[[ Entries provided open ]]

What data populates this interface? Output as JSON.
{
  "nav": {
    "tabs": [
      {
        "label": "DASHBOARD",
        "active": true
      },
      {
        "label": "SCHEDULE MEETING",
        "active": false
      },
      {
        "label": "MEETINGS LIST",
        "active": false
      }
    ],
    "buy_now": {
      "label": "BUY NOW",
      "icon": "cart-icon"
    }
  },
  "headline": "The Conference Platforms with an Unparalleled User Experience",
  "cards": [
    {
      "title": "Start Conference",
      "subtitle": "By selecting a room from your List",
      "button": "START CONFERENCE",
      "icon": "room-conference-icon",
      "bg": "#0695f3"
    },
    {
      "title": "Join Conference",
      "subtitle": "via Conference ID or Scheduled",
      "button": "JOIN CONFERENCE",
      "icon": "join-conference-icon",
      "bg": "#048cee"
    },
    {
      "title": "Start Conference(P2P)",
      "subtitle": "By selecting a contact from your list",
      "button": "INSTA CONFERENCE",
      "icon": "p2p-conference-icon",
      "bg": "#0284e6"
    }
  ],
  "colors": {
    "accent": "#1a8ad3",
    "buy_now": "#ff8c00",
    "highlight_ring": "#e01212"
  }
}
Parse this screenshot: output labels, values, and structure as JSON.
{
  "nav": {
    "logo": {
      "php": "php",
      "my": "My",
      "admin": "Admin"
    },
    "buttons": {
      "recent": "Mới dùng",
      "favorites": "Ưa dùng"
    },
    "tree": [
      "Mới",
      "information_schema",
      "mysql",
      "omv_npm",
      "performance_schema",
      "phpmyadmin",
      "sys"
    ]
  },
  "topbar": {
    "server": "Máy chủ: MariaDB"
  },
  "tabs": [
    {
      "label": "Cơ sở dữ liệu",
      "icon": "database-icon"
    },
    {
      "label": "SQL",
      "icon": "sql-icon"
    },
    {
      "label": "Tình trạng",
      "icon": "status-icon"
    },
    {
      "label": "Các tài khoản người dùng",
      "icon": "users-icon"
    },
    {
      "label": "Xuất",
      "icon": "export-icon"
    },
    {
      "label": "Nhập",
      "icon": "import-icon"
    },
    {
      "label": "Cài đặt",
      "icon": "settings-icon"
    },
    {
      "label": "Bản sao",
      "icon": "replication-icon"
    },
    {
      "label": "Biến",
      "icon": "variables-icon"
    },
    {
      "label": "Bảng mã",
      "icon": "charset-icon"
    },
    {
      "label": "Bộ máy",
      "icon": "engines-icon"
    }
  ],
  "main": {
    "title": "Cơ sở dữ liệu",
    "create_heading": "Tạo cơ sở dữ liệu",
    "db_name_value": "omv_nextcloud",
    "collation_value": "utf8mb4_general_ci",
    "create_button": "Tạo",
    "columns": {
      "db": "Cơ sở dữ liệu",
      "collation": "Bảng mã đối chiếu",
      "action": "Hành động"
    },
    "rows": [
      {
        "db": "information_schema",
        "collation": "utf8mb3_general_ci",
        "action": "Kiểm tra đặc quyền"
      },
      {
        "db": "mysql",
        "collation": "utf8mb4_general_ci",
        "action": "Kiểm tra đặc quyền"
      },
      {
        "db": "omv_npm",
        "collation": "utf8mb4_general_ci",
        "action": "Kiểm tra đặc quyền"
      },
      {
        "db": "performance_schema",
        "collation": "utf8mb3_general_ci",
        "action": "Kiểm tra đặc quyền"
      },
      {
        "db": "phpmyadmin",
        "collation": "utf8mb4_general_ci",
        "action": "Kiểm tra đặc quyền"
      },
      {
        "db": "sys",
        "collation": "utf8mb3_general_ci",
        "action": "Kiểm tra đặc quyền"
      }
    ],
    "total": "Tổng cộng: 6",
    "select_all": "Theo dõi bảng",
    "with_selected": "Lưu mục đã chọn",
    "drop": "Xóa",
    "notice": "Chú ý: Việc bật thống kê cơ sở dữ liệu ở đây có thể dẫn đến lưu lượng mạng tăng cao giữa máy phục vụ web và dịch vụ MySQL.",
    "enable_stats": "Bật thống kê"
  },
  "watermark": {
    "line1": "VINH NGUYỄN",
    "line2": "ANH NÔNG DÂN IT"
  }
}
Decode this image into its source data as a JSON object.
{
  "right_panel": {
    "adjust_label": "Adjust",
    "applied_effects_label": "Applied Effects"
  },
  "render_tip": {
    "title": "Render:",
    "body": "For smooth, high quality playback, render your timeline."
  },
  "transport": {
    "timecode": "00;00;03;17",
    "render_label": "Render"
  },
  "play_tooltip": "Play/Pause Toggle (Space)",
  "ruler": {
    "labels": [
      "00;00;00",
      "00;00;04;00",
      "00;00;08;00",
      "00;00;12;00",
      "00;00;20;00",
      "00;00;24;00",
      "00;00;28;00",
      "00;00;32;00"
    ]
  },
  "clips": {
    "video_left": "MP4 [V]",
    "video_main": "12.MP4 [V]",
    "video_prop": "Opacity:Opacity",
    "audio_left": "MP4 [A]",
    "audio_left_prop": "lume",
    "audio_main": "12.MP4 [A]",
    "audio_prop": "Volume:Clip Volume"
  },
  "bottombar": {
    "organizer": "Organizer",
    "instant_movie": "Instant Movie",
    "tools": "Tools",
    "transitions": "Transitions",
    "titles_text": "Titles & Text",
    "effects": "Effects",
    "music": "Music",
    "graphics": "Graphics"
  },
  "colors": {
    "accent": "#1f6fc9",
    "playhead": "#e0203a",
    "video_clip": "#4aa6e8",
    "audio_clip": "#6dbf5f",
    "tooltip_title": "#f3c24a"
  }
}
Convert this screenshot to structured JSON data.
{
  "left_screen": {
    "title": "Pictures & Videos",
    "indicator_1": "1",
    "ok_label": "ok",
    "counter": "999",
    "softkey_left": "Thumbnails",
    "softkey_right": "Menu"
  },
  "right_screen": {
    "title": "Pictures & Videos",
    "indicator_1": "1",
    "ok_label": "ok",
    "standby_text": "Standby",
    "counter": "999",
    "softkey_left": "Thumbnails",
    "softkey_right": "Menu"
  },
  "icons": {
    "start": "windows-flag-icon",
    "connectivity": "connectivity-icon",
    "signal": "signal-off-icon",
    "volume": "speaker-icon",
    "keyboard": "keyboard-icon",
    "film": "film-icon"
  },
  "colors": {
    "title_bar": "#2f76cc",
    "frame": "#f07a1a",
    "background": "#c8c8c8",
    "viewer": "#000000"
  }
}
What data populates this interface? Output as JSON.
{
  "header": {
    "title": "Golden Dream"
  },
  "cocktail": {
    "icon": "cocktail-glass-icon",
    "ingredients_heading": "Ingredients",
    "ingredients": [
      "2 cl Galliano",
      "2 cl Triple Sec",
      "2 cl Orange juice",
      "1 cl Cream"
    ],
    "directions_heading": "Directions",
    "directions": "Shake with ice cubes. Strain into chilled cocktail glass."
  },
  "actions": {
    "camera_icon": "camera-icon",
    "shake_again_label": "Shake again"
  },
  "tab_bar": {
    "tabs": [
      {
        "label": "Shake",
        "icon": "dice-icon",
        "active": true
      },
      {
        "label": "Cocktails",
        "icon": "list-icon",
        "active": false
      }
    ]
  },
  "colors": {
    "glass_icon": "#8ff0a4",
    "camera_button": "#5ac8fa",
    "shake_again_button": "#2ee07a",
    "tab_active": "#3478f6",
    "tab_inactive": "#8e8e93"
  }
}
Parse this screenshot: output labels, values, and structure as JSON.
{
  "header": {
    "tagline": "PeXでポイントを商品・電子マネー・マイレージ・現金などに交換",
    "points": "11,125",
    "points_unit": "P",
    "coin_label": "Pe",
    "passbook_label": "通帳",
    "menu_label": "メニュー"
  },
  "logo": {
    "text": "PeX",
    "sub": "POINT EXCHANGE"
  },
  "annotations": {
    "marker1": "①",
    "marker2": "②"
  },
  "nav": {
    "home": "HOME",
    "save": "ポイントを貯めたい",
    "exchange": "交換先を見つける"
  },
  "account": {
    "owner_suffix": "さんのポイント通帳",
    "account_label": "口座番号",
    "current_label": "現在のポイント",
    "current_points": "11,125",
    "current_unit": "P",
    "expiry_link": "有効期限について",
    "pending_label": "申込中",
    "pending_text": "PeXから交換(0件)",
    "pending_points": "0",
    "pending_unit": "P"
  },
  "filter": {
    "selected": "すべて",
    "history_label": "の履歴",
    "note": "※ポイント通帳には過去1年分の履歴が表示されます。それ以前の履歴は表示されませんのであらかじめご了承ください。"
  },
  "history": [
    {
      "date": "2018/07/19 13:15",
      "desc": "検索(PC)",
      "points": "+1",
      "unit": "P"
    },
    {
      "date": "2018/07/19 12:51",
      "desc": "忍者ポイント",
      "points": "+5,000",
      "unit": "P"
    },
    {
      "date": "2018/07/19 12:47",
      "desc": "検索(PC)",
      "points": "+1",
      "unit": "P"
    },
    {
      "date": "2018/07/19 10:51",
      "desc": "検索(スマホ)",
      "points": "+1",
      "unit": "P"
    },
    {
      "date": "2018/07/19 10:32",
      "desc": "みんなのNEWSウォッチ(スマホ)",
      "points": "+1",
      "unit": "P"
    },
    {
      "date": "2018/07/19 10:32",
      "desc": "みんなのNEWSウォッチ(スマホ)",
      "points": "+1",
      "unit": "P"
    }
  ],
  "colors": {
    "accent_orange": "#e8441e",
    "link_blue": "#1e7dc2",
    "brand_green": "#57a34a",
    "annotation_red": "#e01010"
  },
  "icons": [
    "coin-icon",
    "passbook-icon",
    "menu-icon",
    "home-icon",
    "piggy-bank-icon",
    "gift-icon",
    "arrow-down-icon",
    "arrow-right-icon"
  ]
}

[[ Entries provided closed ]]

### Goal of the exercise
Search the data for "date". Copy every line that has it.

### Your solution
      "date": "2018/07/19 13:15",
      "date": "2018/07/19 12:51",
      "date": "2018/07/19 12:47",
      "date": "2018/07/19 10:51",
      "date": "2018/07/19 10:32",
      "date": "2018/07/19 10:32",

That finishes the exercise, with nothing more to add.